--- START ---
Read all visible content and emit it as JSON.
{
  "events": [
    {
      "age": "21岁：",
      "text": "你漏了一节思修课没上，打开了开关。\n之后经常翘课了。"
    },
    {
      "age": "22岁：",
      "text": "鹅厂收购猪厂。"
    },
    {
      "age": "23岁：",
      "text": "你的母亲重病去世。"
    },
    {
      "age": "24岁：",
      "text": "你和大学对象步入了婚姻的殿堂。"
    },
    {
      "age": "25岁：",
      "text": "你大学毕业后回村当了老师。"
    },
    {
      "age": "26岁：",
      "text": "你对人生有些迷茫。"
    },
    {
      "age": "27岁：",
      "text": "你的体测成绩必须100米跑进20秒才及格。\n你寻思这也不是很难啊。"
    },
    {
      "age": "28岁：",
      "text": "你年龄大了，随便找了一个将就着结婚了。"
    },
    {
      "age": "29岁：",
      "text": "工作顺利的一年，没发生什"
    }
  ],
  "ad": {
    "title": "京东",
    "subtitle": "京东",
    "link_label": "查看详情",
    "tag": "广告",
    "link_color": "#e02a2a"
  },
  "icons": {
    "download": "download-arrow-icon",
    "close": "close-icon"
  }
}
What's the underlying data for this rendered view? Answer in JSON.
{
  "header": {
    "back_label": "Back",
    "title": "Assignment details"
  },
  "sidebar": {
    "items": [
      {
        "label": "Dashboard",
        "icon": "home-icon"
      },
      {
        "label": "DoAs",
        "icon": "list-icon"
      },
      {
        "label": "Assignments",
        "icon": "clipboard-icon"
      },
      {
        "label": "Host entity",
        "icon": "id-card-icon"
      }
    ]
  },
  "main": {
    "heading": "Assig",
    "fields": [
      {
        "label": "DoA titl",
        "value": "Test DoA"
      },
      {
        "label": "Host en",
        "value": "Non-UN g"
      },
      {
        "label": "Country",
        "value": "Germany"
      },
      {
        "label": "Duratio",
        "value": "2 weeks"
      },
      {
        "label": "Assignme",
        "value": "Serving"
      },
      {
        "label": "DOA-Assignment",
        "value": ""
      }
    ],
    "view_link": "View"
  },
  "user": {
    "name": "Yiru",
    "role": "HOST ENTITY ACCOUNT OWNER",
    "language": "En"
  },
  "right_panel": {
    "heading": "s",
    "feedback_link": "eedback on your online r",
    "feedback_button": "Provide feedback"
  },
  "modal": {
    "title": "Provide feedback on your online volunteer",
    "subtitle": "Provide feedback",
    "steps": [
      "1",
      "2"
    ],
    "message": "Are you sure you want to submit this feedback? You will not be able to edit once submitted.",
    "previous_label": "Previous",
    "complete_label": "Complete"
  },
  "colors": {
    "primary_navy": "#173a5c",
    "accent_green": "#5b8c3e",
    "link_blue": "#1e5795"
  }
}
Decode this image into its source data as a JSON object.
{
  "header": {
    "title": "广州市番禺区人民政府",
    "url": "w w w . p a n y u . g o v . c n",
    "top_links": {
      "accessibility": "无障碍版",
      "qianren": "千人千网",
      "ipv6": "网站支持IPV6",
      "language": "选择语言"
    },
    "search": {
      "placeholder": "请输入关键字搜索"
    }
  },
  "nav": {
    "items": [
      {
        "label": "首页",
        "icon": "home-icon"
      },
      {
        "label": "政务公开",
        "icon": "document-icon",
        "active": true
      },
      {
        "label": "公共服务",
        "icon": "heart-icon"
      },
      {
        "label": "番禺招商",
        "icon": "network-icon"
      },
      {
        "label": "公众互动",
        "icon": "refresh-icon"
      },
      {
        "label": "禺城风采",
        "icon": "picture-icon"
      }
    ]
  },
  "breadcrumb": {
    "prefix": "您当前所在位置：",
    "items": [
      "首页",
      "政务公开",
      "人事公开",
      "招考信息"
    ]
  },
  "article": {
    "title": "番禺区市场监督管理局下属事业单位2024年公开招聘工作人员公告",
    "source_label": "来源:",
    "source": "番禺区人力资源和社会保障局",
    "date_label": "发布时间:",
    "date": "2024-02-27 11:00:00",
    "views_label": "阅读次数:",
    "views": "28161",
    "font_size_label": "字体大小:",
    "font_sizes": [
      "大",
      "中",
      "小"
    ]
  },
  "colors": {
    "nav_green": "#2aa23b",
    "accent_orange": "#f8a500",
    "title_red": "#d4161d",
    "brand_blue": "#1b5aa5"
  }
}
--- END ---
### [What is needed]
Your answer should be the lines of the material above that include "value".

### [Exercise result]
        "value": "Test DoA"
        "value": "Non-UN g"
        "value": "Germany"
        "value": "2 weeks"
        "value": "Serving"
        "value": ""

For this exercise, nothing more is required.